The nearby, giant radio galaxy M87 hosts a supermassive black hole (BH) and is well-known for its bright jet dominating the spectrum over ten orders of magnitude in frequency. Due to its proximity, jet prominence, and the large black hole mass, M87 is the best laboratory for investigating the formation, acceleration, and collimation of relativistic jets. A research team led by Silke Britzen from the Max Planck Institute for Radio Astronomy in Bonn, Germany, has found strong indication for turbulent processes connecting the accretion disk and the jet of that galaxy providing insights into the longstanding problem of the origin of astrophysical jets.

Supermassive black holes form some of the most enigmatic phenomena in astrophysics. Their enormous energy output is supposed to be generated by the...

Im Focus: A Quantum Low Pass for Photons

Physicists in Garching observe novel quantum effect that limits the number of emitted photons.

The probability to find a certain number of photons inside a laser pulse usually corresponds to a classical distribution of independent events, the so-called...

Im Focus: Microprocessors based on a layer of just three atoms

Microprocessors based on atomically thin materials hold the promise of the evolution of traditional processors as well as new applications in the field of flexible electronics.
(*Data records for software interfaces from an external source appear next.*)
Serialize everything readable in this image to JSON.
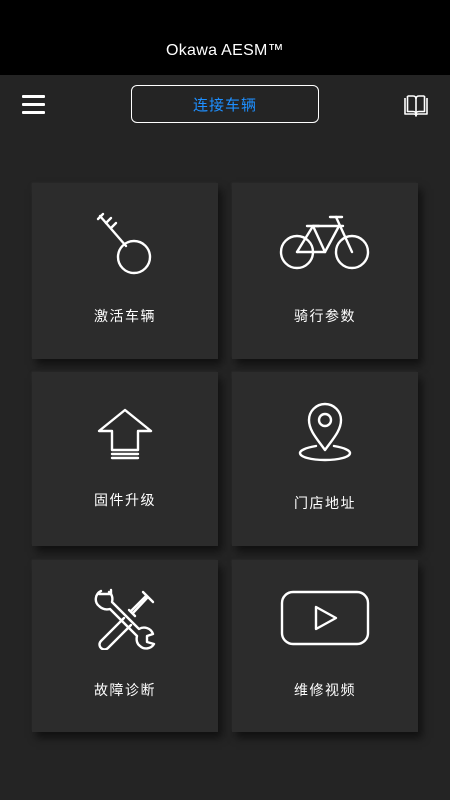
{
  "header": {
    "title": "Okawa AESM™"
  },
  "toolbar": {
    "menu_icon": "hamburger-menu-icon",
    "connect_label": "连接车辆",
    "connect_color": "#1e8fff",
    "manual_icon": "book-icon"
  },
  "tiles": [
    {
      "label": "激活车辆",
      "icon": "key-icon"
    },
    {
      "label": "骑行参数",
      "icon": "bicycle-icon"
    },
    {
      "label": "固件升级",
      "icon": "upgrade-arrow-icon"
    },
    {
      "label": "门店地址",
      "icon": "location-pin-icon"
    },
    {
      "label": "故障诊断",
      "icon": "tools-icon"
    },
    {
      "label": "维修视频",
      "icon": "video-play-icon"
    }
  ],
  "colors": {
    "background": "#242424",
    "tile": "#2c2c2c",
    "title_bar": "#000000",
    "text": "#ffffff"
  }
}
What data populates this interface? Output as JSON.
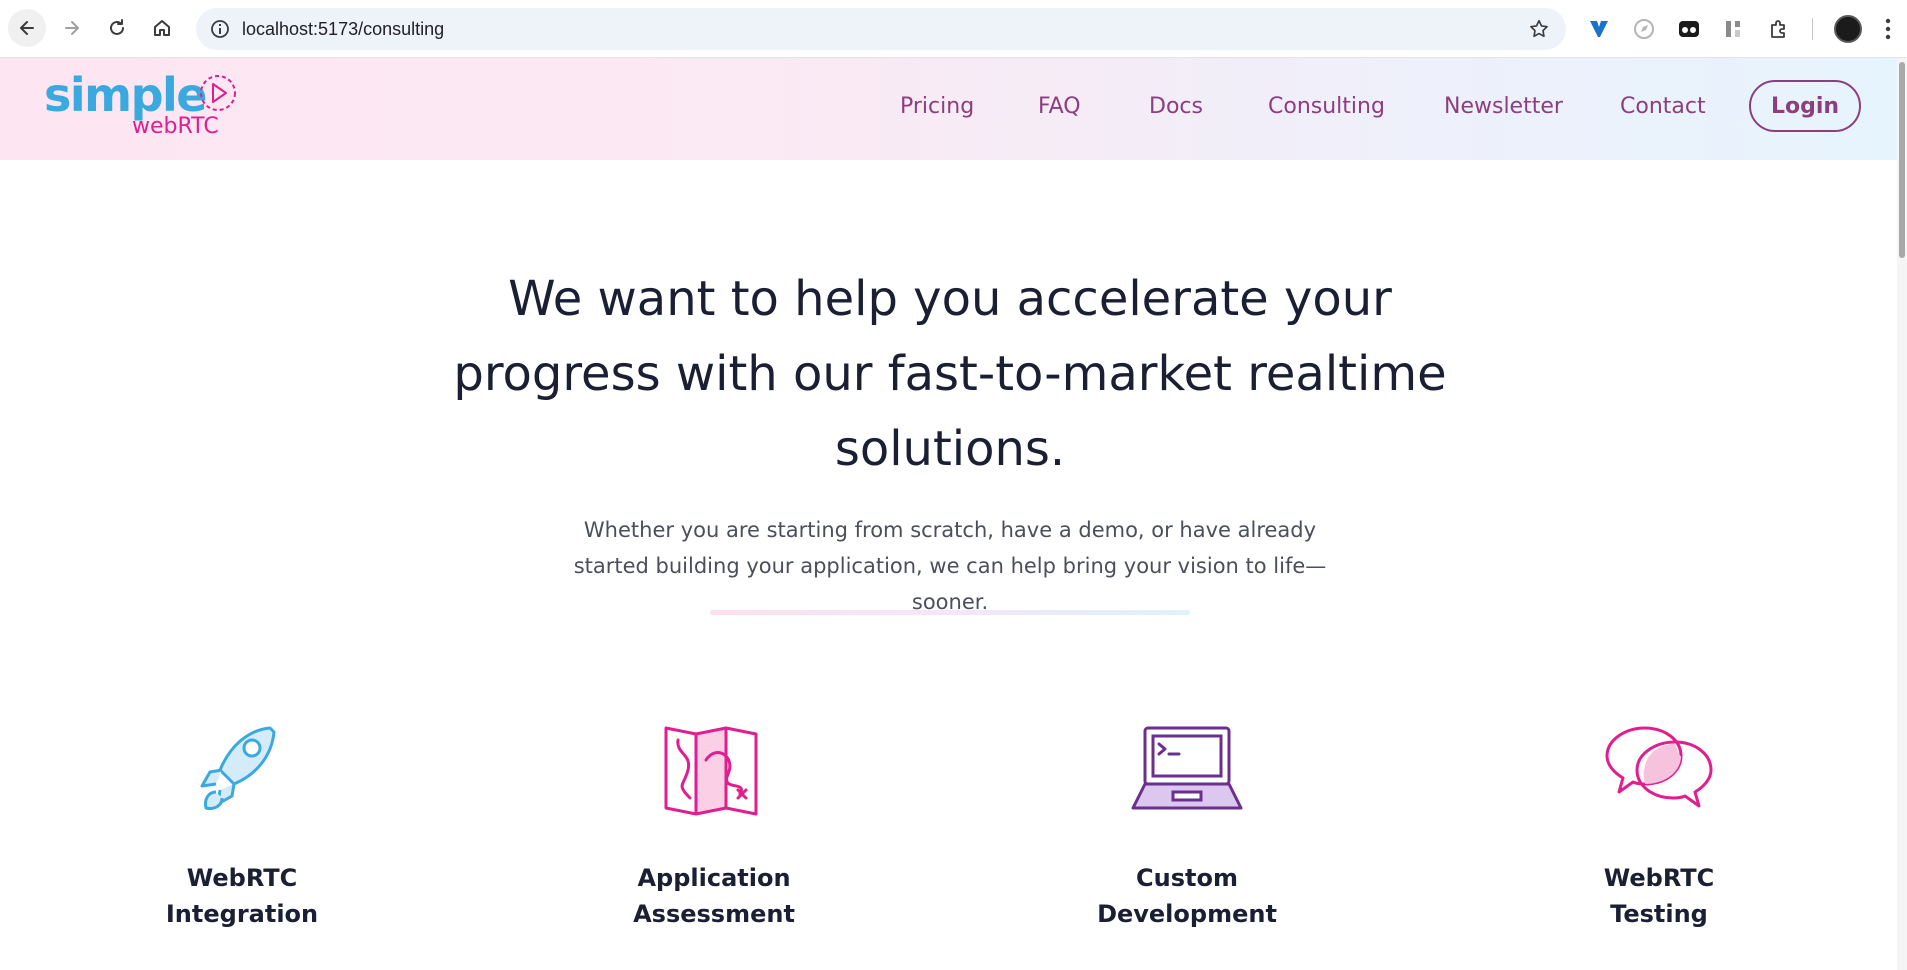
{
  "browser": {
    "url": "localhost:5173/consulting",
    "icons": {
      "back": "arrow-left-icon",
      "forward": "arrow-right-icon",
      "reload": "reload-icon",
      "home": "home-icon",
      "site_info": "info-icon",
      "bookmark": "star-icon",
      "extensions": [
        "vectorworks-extension-icon",
        "compass-extension-icon",
        "dark-mode-extension-icon",
        "todo-extension-icon",
        "puzzle-extensions-icon"
      ],
      "profile": "profile-avatar",
      "menu": "kebab-menu-icon"
    }
  },
  "site": {
    "logo": {
      "primary": "simple",
      "secondary": "webRTC"
    },
    "nav": [
      "Pricing",
      "FAQ",
      "Docs",
      "Consulting",
      "Newsletter",
      "Contact"
    ],
    "login_label": "Login",
    "colors": {
      "nav_text": "#8b3f7e",
      "logo_blue": "#3aa9e0",
      "logo_pink": "#e01e8f",
      "purple": "#6b2f8f"
    }
  },
  "hero": {
    "title": "We want to help you accelerate your progress with our fast-to-market realtime solutions.",
    "subtitle": "Whether you are starting from scratch, have a demo, or have already started building your application, we can help bring your vision to life—sooner."
  },
  "services": [
    {
      "label": "WebRTC\nIntegration",
      "icon": "rocket-icon"
    },
    {
      "label": "Application\nAssessment",
      "icon": "map-icon"
    },
    {
      "label": "Custom\nDevelopment",
      "icon": "laptop-terminal-icon"
    },
    {
      "label": "WebRTC\nTesting",
      "icon": "chat-bubbles-icon"
    }
  ]
}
Now, a TU Wien research team led by Thomas Müller has made a breakthrough in this field as part of an ongoing research project.

Two-dimensional materials, or 2D materials for short, are extremely versatile, although – or often more precisely because – they are made up of just one or a...

All Focus news of the innovation-report >>>

Anzeige

Anzeige

Event News

Expert meeting “Health Business Connect” will connect international medical technology companies

20.04.2017 | Event News

Wenn der Computer das Gehirn austrickst

18.04.2017 | Event News

7th International Conference on Crystalline Silicon Photovoltaics in Freiburg on April 3-5, 2017

03.04.2017 | Event News

 
Latest News

Early organic carbon got deep burial in mantle

25.04.2017 | Earth Sciences

A room with a view - or how cultural differences matter in room size perception

25.04.2017 | Life Sciences

Warm winds: New insight into what weakens Antarctic ice shelves

25.04.2017 | Earth Sciences

VideoLinks
B2B-VideoLinks
More VideoLinks >>>